For these next 3 to 5 weeks, begin by providing your plants 24 hours of light and then gradually decrease the light cycle each week until your marijuana plants are getting 13 hours of light.
Water regularly, but don’t overdo it, as cannabis plants are susceptible to fungal root diseases when they’re overwatered. Some growers wait until the lower leaves of their plant start to droop slightly before watering. Additionally, water further away from your marijuana plants’ stalks to encourage the roots to continue growing outwards.
If you’re not using pre-fertilized organic soil mix, feed your plants with your nutrient mixes about once a week.
When growing from seeds, keep an eye on your plants toward the end of the vegetative stage to see if they are exhibiting as male or female. You will want to pull males from your garden as soon as possible to prevent the females from becoming fertilized. Female plants that are fertilized have a lower potency and produce seeds.
Flowering (6-8 Weeks)
It’s during the flowering process that your female marijuana plants produce resinous buds, which will eventually become useable cannabis flower. At this point, you’ll want to cut down the light your weed receives to less than 12 hours per day. This will stimulate your marijuana plants to flower.
Keep your watering steady as before. Avoid feeding your plants the nutrients used during the vegetative stage. You may want to add a trellis or other type of support to your plants to help buttress the plant (the buds can make it top heavy).
We continue to detail the steps to follow during the marijuana flowering process and more here.
Learn More about How to Grow and Harvest Weed
As the legalization of recreational and medical marijuana reaches more states in the U.S. , more people are looking into how to grow their own marijuana.

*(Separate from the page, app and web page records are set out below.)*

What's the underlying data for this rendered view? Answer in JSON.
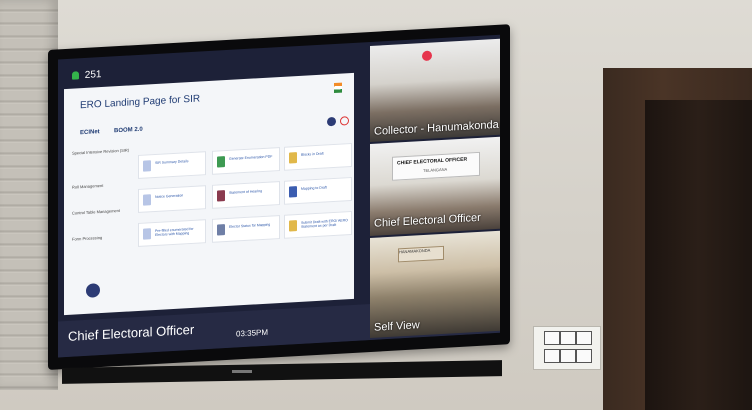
{
  "tv": {
    "participant_count": "251",
    "app_title": "ERO Landing Page for SIR",
    "brand_left": "ECINet",
    "brand_right": "BOOM 2.0",
    "sidebar": [
      "Special Intensive Revision (SIR)",
      "Roll Management",
      "Control Table Management",
      "Form Processing"
    ],
    "cards": [
      "SIR Summary Details",
      "Generate Enumeration PDF",
      "Blocks in Draft",
      "Notice Generation",
      "Statement of Hearing",
      "Mapping to Draft",
      "Pre-filled enumerated for Electors with Mapping",
      "Elector Status for Mapping",
      "Submit Draft with ERO/ AERO Statement as per Draft"
    ],
    "presenter_label": "Chief Electoral Officer",
    "time": "03:35PM",
    "tiles": [
      "Collector - Hanumakonda",
      "Chief Electoral Officer",
      "Self View"
    ],
    "sign_text": "CHIEF ELECTORAL OFFICER",
    "sign_sub": "TELANGANA",
    "banner_text": "HANAMAKONDA"
  }
}
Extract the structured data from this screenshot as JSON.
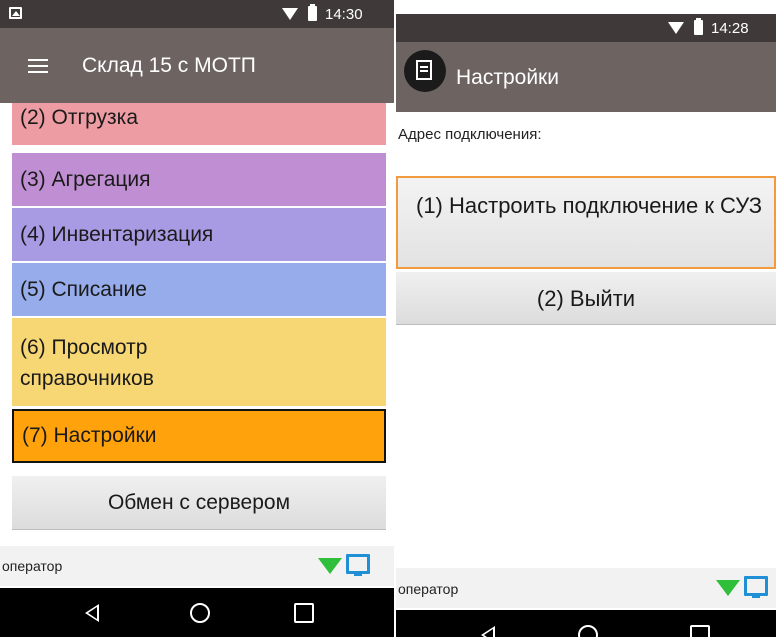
{
  "left": {
    "status": {
      "time": "14:30"
    },
    "appbar": {
      "title": "Склад 15 с МОТП"
    },
    "menu_items": [
      {
        "label": "(2) Отгрузка",
        "color": "#ed9ca3"
      },
      {
        "label": "(3) Агрегация",
        "color": "#c08fd3"
      },
      {
        "label": "(4) Инвентаризация",
        "color": "#a99be3"
      },
      {
        "label": "(5) Списание",
        "color": "#97acea"
      },
      {
        "label": "(6) Просмотр справочников",
        "color": "#f7d774"
      },
      {
        "label": "(7) Настройки",
        "color": "#ffa20c",
        "selected": true
      }
    ],
    "exchange_button": "Обмен с сервером",
    "footer": {
      "operator": "оператор"
    }
  },
  "right": {
    "status": {
      "time": "14:28"
    },
    "appbar": {
      "title": "Настройки"
    },
    "connection": {
      "label": "Адрес подключения:",
      "value": ""
    },
    "buttons": {
      "configure": "(1) Настроить подключение к СУЗ",
      "exit": "(2) Выйти"
    },
    "footer": {
      "operator": "оператор"
    }
  },
  "colors": {
    "statusbar": "#3f3a39",
    "appbar": "#6d6462",
    "focus_border": "#f19a3e",
    "wifi": "#2fbf3a",
    "monitor": "#1f8fd6"
  }
}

While growing your own cannabis can at times seem overwhelming, beginners with a little bit of patience will soon get the hang of it.
You can learn more about growing your own weed, and drying and curing your cannabis flower, by visiting our Cannabis 101 Page .